Making growth inclusive, innovation-led for women in ASEAN

By , on March 14, 2017

An inclusive, innovation-led growth is one of the thematic priorities of the country’s ASEAN chairmanship this year.  (PNA photo)
An inclusive, innovation-led growth is one of the thematic priorities of the country’s ASEAN chairmanship this year. (PNA photo)

MANILA—An inclusive, innovation-led growth is one of the thematic priorities of the country’s ASEAN chairmanship this year.

This initiative aims for increasing participation of women in the region’s economic activities driven by science, technology, and innovation.

In line with the ASEAN hosting, the Department of Trade and Industry (DTI), DTI SlingshotPH, Women’s Business Council Philippines, Inc. (WomenBizPH), and ASEAN Women Entrepreneurs’ Network (AWEN) organized the STEAM Ahead in ASEAN: A Forum on Women in Technology in Pasay City from March 16 to 17.

“It aims to bring together various technology-driven enterprises to give women more insights about opportunities in careers centered on technology and innovation,” said DTI Undersecretary Nora Terrado.

Terrado noted that women who pursues career in STEAM or science, technology, engineering, arts, and mathematics are highly likely to earn 30 percent more income than those women in non-STEAM careers.

  • The status quo

The Projected Gender Impact of the ASEAN Economic Community, a study published by the ASEAN Secretariat in 2016, has noted that gender inequality remains a challenge in the region, particularly in education, labor force participation, and trade-oriented activities, among others.

The same study shows that these challenges in gender gap expose women in lower paying jobs and vulnerable sectors with limited access to benefits and social protection.

Across all ASEAN member states, average gender gap in labor force is at 19 percent, which is reflective of gap in labor force participation between man and women as well as inadequate and unequal access of women to economic opportunities and work conditions favorable to woman.

Lao PDR led ASEAN in narrowing gender gap in labor force participation at 3.0 percent, while Indonesia recorded widest gap at 33 percent.

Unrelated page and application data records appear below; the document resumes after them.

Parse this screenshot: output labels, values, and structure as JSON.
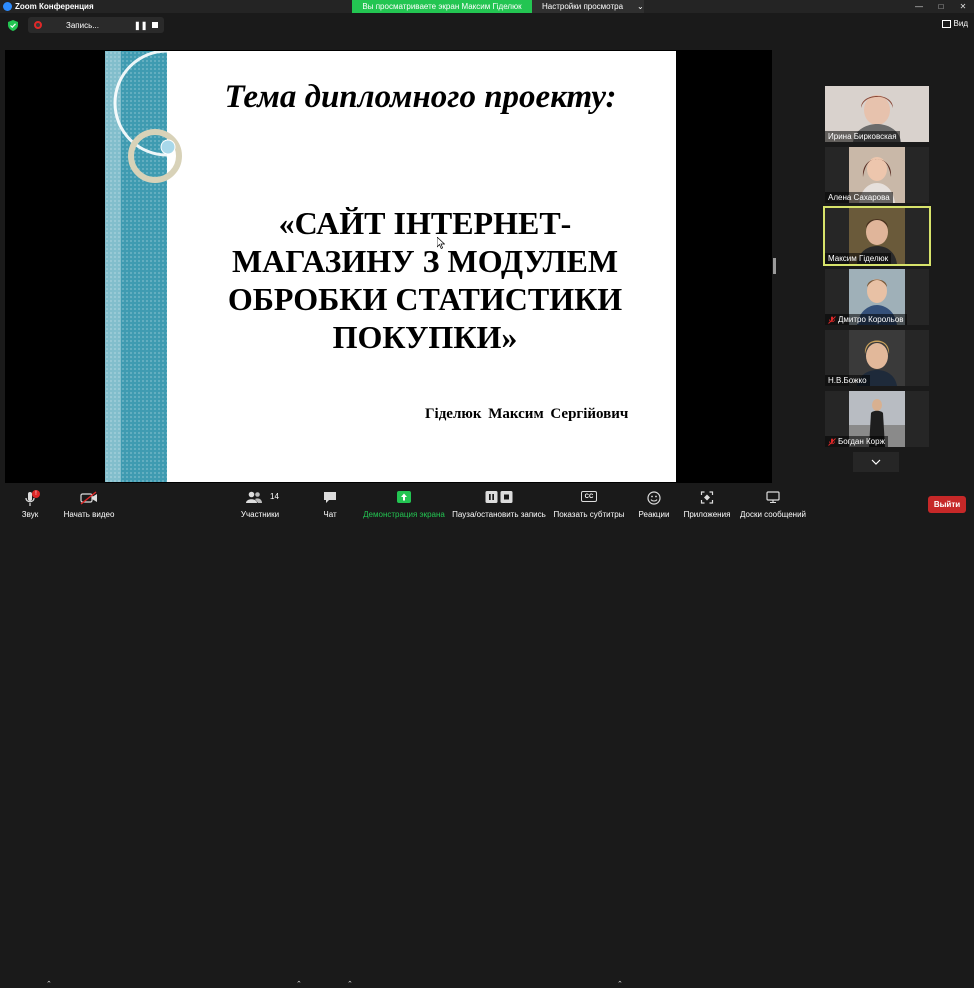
{
  "window": {
    "app_title": "Zoom Конференция",
    "viewing_banner": "Вы просматриваете экран Максим Гіделюк",
    "view_settings": "Настройки просмотра"
  },
  "recording": {
    "label": "Запись..."
  },
  "view_button": "Вид",
  "slide": {
    "title": "Тема дипломного проекту:",
    "topic_lines": [
      "«САЙТ ІНТЕРНЕТ-",
      "МАГАЗИНУ З МОДУЛЕМ",
      "ОБРОБКИ СТАТИСТИКИ",
      "ПОКУПКИ»"
    ],
    "author": "Гіделюк  Максим Сергійович"
  },
  "participants": [
    {
      "name": "Ирина Бирковская",
      "muted": false,
      "active": false
    },
    {
      "name": "Алена Сахарова",
      "muted": false,
      "active": false
    },
    {
      "name": "Максим Гіделюк",
      "muted": false,
      "active": true
    },
    {
      "name": "Дмитро Корольов",
      "muted": true,
      "active": false
    },
    {
      "name": "Н.В.Божко",
      "muted": false,
      "active": false
    },
    {
      "name": "Богдан Корж",
      "muted": true,
      "active": false
    }
  ],
  "toolbar": {
    "audio": "Звук",
    "audio_badge": "!",
    "video": "Начать видео",
    "participants": "Участники",
    "participants_count": "14",
    "chat": "Чат",
    "share": "Демонстрация экрана",
    "record": "Пауза/остановить запись",
    "captions": "Показать субтитры",
    "captions_icon": "CC",
    "reactions": "Реакции",
    "apps": "Приложения",
    "whiteboards": "Доски сообщений",
    "leave": "Выйти"
  },
  "colors": {
    "share_green": "#23c552",
    "leave_red": "#c62828",
    "active_border": "#d7e36b",
    "slide_band": "#3f9bb1"
  }
}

In 2013, highest female share to total employment were in Laos and Cambodia at 50 percent, and Vietnam at 49 percent.

In contrast, Malaysia, the Philippines, and Indonesia had the least share of women in total employment at 37 percent, 38 percent, and 39 percent, respectively.

In terms of gender wage gaps, it ranges from a high of 12.1 percent in Singapore and as low as 1.0 percent in Brunei Darussalam.

“One possible explanation for the relatively large gender wage gap in a number of countries is that a large number of women are wage workers (contractual) and are more affected by minimum wage laws,” the ASEAN study said.

“Most of the job growth for women in the region has taken place in sectors that is dominated by wage work (such as garments and agriculture), where compliance with minimum wage legislation has been a challenge,” it added.

Across ASEAN member states, 63 percent of women in the labor force were in vulnerable employment, or those which are difficult to be transformed from informal to formal employment.

In terms of women participation in business and private sector, firms with female participation in ownership of manufacturing businesses is highest in the Philippines at 66 percent, followed by Vietnam at 55.7 percent, Indonesia at 43.4 percent, Lao PDR at 32.1 percent, Myanmar at 24 percent, and Malaysia at 13.1 percent.

Female participation in ownership in services companies, is also high in the Philippines at 70.5 percent, followed by Vietnam at 61.4 percent, Lao PDR at 47.1 percent, Indonesia at 39.9 percent, and Myanmar at 28.7 percent.

The study also reveals that access to finance remains a challenge to ASEAN member states.

Less than a third of women in Cambodia, Indonesia, Lao PDR, Myanmar, the Philippines, and Vietnam have their own bank accounts.

An average of 16 percent of women in ASEAN borrowed from financial institution.

“From a business skills perspective, the socio-cultural environment limits women’s exposure and skill development opportunity resulting in limited business sense, information, and marketing skills,” the ASEAN study noted.

“Women businesses also lack networks and technology that are essential for moving beyond the small scale level,” it added.

  • ASEAN’s role on gender equality

The ASEAN has been supportive in advancing the status of women in the region.

In fact, gender equality and women’s empowerment is part of integral principles in the ASEAN community’s building process.

In the Joint Statement of the 2nd ASEAN Ministerial Meeting on Women in Manila in October 2015, it noted that “realizing these principles requires the commitment of all ASEAN Member States, sectoral bodies under the three pillars of ASEAN, and stakeholders including civil society, academia, media and private sectors”.

On the other hand, the AWEN has created a regional forum for women entrepreneurs in ASEAN.

It aims to provide a platform for sharing of information, knowledge, and experience; assisting women entrepreneurs to improve their business management and skills; supporting better access to finance, science and technology, trainings, markets, and business opportunities; promoting entrepreneurship to ASEAN women; and integrating women entrepreneurs to international and regional networks.